$750; Read the full review
Black Diamond Transfer LT
A shovel probably isn’t the first thing on your mind when you think of camp comforts, but hear me out: Any winter campsite is objectively better with a hangout/cooking pit (staying hunkered in your tent the entire time, even if it’s the Chogori, is a recipe for disaster), and placing snow blocks around your shelter is essential for a good night’s sleep if the wind is howling. Plus, if you’re traveling through avalanche terrain to get to your site, a shovel—along with a beacon and a probe—is mandatory equipment. The Transfer LT is extremely light, but doesn’t sacrifice any strength or snow-moving ability thanks to aluminum reinforcement where the handle meets the blade. So even if your pack is bulked up with camping gear, this is a must-carry that won’t push its weight past the tipping point.
$90; Read the full review
The North Face Cobra 52
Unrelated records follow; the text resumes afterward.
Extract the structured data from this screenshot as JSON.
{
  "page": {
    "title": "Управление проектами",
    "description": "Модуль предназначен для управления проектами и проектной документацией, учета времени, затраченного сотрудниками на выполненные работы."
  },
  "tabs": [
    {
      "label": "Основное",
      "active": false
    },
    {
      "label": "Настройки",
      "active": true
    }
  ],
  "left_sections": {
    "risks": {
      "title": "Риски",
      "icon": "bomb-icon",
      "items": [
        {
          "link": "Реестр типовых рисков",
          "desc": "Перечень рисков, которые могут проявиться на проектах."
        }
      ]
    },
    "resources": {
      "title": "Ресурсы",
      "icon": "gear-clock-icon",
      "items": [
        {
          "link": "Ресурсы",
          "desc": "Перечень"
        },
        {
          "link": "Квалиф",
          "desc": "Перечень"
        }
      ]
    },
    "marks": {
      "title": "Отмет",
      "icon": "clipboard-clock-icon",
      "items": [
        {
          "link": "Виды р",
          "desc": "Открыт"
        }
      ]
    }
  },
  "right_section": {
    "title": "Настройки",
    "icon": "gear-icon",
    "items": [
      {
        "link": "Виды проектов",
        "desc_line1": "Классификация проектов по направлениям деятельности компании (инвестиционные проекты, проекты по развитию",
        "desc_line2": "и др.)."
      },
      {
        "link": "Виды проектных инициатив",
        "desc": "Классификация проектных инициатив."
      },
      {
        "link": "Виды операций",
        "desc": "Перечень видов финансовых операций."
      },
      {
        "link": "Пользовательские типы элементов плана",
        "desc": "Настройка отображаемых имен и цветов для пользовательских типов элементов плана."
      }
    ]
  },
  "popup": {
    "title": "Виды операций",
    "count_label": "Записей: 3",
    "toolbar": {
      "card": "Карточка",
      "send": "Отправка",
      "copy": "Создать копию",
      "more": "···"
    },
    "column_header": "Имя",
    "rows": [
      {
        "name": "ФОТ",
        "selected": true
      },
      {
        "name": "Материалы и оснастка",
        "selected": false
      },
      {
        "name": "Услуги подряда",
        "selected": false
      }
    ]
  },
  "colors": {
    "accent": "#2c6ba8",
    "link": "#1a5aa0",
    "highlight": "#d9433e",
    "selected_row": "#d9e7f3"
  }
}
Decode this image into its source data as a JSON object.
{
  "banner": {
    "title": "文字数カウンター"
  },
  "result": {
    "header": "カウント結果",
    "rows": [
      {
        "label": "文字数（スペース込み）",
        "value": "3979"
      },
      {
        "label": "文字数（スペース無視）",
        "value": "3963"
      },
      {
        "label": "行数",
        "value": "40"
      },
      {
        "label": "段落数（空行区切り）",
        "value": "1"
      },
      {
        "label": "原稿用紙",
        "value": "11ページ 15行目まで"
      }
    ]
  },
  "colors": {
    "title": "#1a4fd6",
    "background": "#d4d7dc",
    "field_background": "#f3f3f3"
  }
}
Speaking of packs, you’ll need a large one to get all your gear to camp. The Cobra 52 has more than enough capacity to fit everything you need—a tent, bag and pad, food, and layers—and has the carrying chops to tote it all. A plastic framesheet paired with two aluminum stays allowed Backpacker editors to carry up to 40 pounds comfortably on a snow-camping trip in Oregon’s Wallowa Mountains. The Cobra’s profile is tall and thin, though, so it will mirror your movements and won’t be too cumbersome if you decide to pair your camping trip with a ski tour or encounter rolling terrain on snowshoes.
$250; Read the full review
Foothill Fuels Bio-White Gas
Using a liquid-fuel stove is ideal for winter camping, as it maintains pressure better and burns more efficiently at low temperatures than a canister stove. And for fourth-season trips, you’ll burn more fuel than usual, as you’ll need to melt snow and water takes longer to boil. This gas—made from recycled, refined vegetable oil—will help reduce the environmental impact as you keep your stove cranked. Foothill Fuels produces only half the greenhouse gas emissions of conventional fuel, but burns just as efficiently (if not more so). With this product you can go to bed warm and with a cleaner conscience.
$15; Read the full review